▸ **Assigned task**
Count how many lines in the data below include "this". Answer with the number only.
#####
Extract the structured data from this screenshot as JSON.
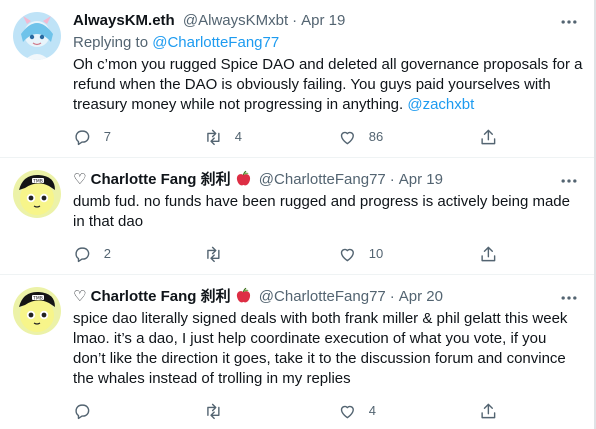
{
  "tweets": [
    {
      "name": "AlwaysKM.eth",
      "handle": "@AlwaysKMxbt",
      "date": "Apr 19",
      "replying_prefix": "Replying to ",
      "replying_to": "@CharlotteFang77",
      "text_main": "Oh c’mon you rugged Spice DAO and deleted all governance proposals for a refund when the DAO is obviously failing. You guys paid yourselves with treasury money while not progressing in anything. ",
      "text_mention": "@zachxbt",
      "replies": "7",
      "retweets": "4",
      "likes": "86"
    },
    {
      "name": "♡ Charlotte Fang 刹利",
      "handle": "@CharlotteFang77",
      "date": "Apr 19",
      "text": "dumb fud. no funds have been rugged and progress is actively being made in that dao",
      "replies": "2",
      "retweets": "",
      "likes": "10"
    },
    {
      "name": "♡ Charlotte Fang 刹利",
      "handle": "@CharlotteFang77",
      "date": "Apr 20",
      "text": "spice dao literally signed deals with both frank miller & phil gelatt this week lmao. it’s a dao, I just help coordinate execution of what you vote, if you don’t like the direction it goes, take it to the discussion forum and convince the whales instead of trolling in my replies",
      "replies": "",
      "retweets": "",
      "likes": "4"
    }
  ],
  "separator": "·",
  "colors": {
    "text": "#0f1419",
    "secondary": "#536471",
    "link": "#1d9bf0",
    "divider": "#eff3f4"
  },
  "icons": [
    "reply-icon",
    "retweet-icon",
    "like-icon",
    "share-icon",
    "more-icon",
    "apple-emoji-icon"
  ]
}
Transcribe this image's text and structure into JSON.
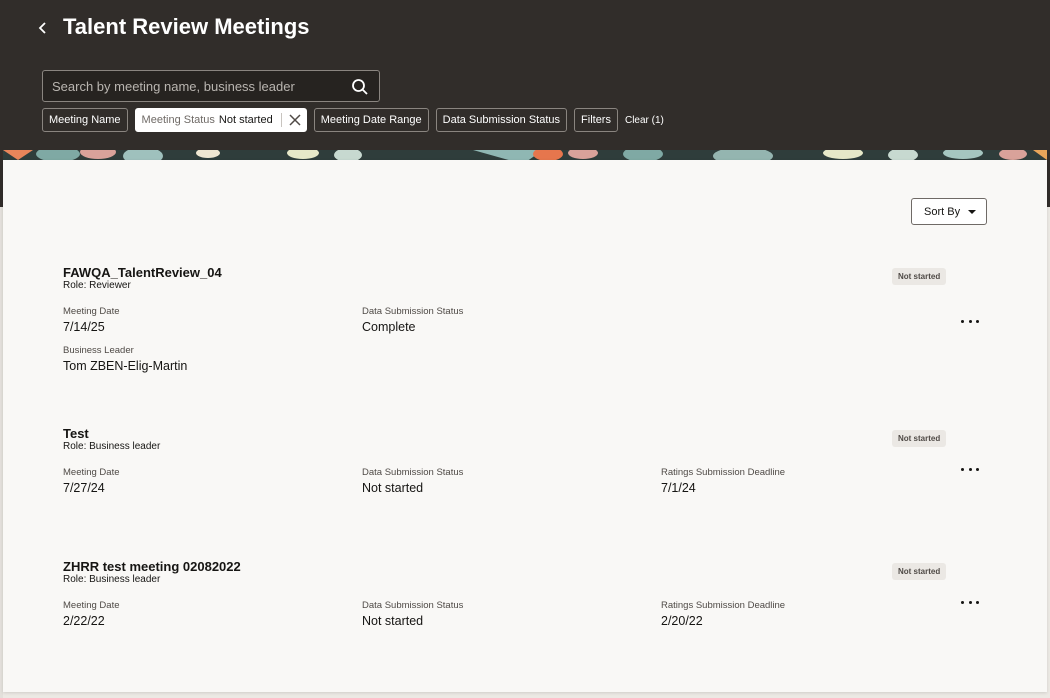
{
  "header": {
    "title": "Talent Review Meetings",
    "back_icon": "chevron-left-icon"
  },
  "search": {
    "placeholder": "Search by meeting name, business leader",
    "value": "",
    "icon": "search-icon"
  },
  "filters": {
    "meeting_name": "Meeting Name",
    "meeting_status_key": "Meeting Status",
    "meeting_status_value": "Not started",
    "meeting_date_range": "Meeting Date Range",
    "data_submission_status": "Data Submission Status",
    "filters": "Filters",
    "clear": "Clear (1)"
  },
  "sort": {
    "label": "Sort By"
  },
  "meetings": [
    {
      "title": "FAWQA_TalentReview_04",
      "role": "Role: Reviewer",
      "status": "Not started",
      "meeting_date_label": "Meeting Date",
      "meeting_date": "7/14/25",
      "data_submission_label": "Data Submission Status",
      "data_submission": "Complete",
      "business_leader_label": "Business Leader",
      "business_leader": "Tom ZBEN-Elig-Martin"
    },
    {
      "title": "Test",
      "role": "Role: Business leader",
      "status": "Not started",
      "meeting_date_label": "Meeting Date",
      "meeting_date": "7/27/24",
      "data_submission_label": "Data Submission Status",
      "data_submission": "Not started",
      "deadline_label": "Ratings Submission Deadline",
      "deadline": "7/1/24"
    },
    {
      "title": "ZHRR test meeting 02082022",
      "role": "Role: Business leader",
      "status": "Not started",
      "meeting_date_label": "Meeting Date",
      "meeting_date": "2/22/22",
      "data_submission_label": "Data Submission Status",
      "data_submission": "Not started",
      "deadline_label": "Ratings Submission Deadline",
      "deadline": "2/20/22"
    }
  ],
  "colors": {
    "header_bg": "#312d2a",
    "panel_bg": "#f9f8f6",
    "badge_bg": "#ebe8e4"
  }
}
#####
▸ **Written reply**
3